Cholesterol Myths That May Surprise You

Life insurance companies know a surprising secret about cholesterol that most doctors never tell patients: When it comes to rating your risk for a fatal heart attack, the least important cholesterol number is your level of LDL (bad) cholesterol. In fact, life insurance actuaries don’t even look at LDL levels, because large studies show it’s the worst predictor of heart attack risk. Instead, life insurance companies use a simple math formula to rate your heart attack risk: They divide your total cholesterol by the level of HDL (good) cholesterol. If the ratio is below three, and there’s no inflammation in your arteries, you’re practically bulletproof against heart attacks and strokes, even if your LDL is high.

Here’s a look at 5 common cholesterol myths:

Myth: Cholesterol is inherently evil.
Fact: You couldn’t survive without cholesterol, since this waxy substance produced by the liver plays many essential roles in our body, from waterproofing cell membranes to helping produce vitamin D, bile acids that help you digest fat, and sex hormones, including testosterone, estrogen, and progesterone.
Cholesterol is ferried through your body by molecular “submarines” called lipoproteins, such as low-density lipoprotein (LDL) and high-density lipoprotein (HDL).

Myth: Low cholesterol is always a sign of good health.
Fact: Although low levels of LDL cholesterol are usually healthy, a new study reports that people who develop cancer typically have lower LDL in the years prior to diagnosis than those who don’t get cancer. Researchers compared 201 cancer patients to 402 control patients without cancer, matched by such factors as age, gender, smoking, blood pressure, diabetes, and body mass index. None of the patients had taken statins. Thirteen earlier randomized clinical trials of statin therapy also found a link between low LDL and cancer, causing medical concerns that statins raise cancer risk.

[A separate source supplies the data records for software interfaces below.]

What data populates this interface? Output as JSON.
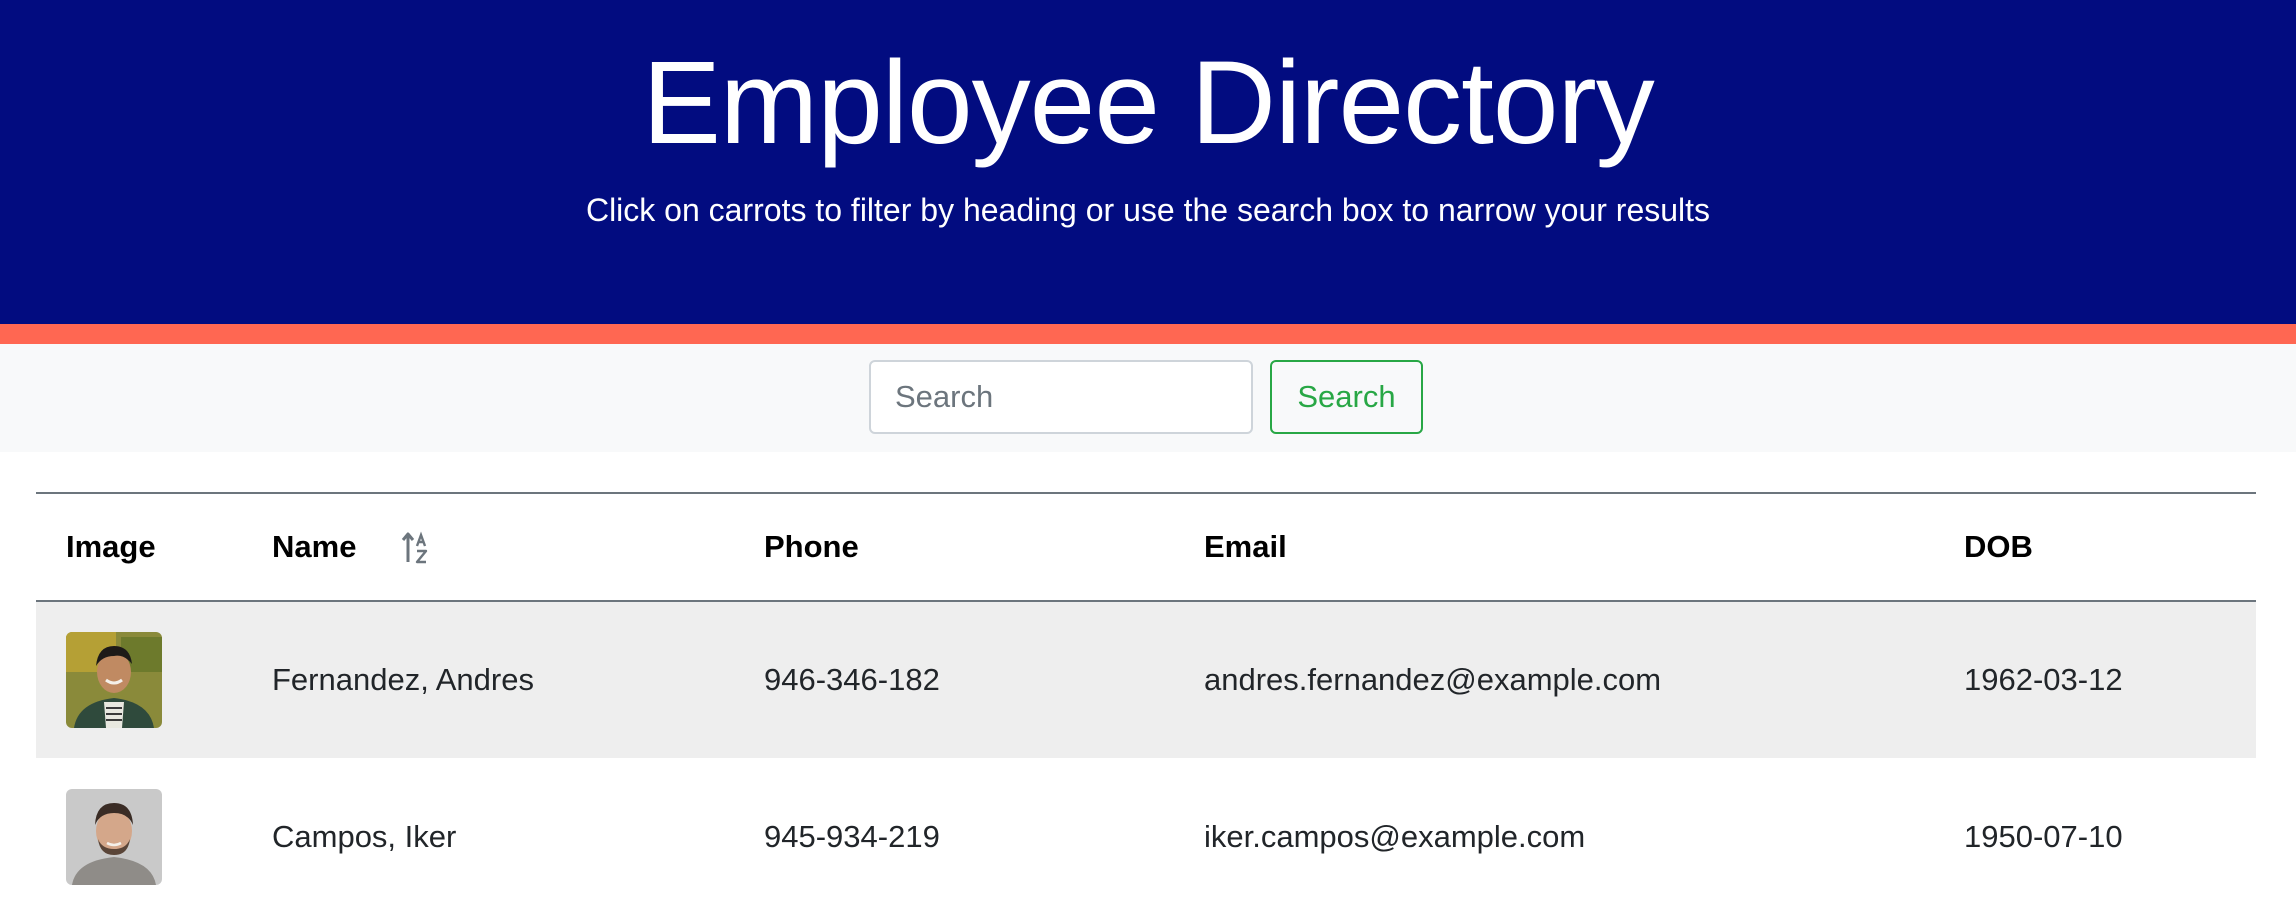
{
  "header": {
    "title": "Employee Directory",
    "subtitle": "Click on carrots to filter by heading or use the search box to narrow your results"
  },
  "search": {
    "placeholder": "Search",
    "value": "",
    "button_label": "Search"
  },
  "table": {
    "columns": [
      "Image",
      "Name",
      "Phone",
      "Email",
      "DOB"
    ],
    "sort_icon": "sort-alpha-icon",
    "rows": [
      {
        "name": "Fernandez, Andres",
        "phone": "946-346-182",
        "email": "andres.fernandez@example.com",
        "dob": "1962-03-12"
      },
      {
        "name": "Campos, Iker",
        "phone": "945-934-219",
        "email": "iker.campos@example.com",
        "dob": "1950-07-10"
      }
    ]
  },
  "colors": {
    "header_bg": "#020c80",
    "accent": "#ff6752",
    "search_button": "#28a745",
    "stripe": "#eeeeee"
  }
}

Myth: Triglycerides trigger heart disease.
Fact: Triglycerides, a type of blood fat, do not invade the artery wall and form plaque. However, high triglycerides mark another huge problem: insulin resistance, a pre-diabetic condition that is the root cause of 70 percent of heart attacks.

Myth: Eggs clogs up arteries.
Fact: It’s true that eggs are high in dietary cholesterol, with upwards of 200 mg, mainly in the yolk. Research shows, however, that eating three or more eggs a day boosts blood concentrations of both good and bad cholesterol. The LDL particles tend to be the light, fluffy ones that are least likely to enter the arterial wall, while the increased HDL helps keep the arteries clean, suggesting that most people’s bodies handle cholesterol from eggs in a way that’s unlikely to harm the heart. The researchers say that their findings add to growing evidence that eggs are not “a dietary evil.”

Myth: There are no visible symptoms of high cholesterol.
Fact: People with high cholesterol often develop yellowish-red bumps called “xanthomas” that can occur on the eyelids, joints, hands, or other parts of the body.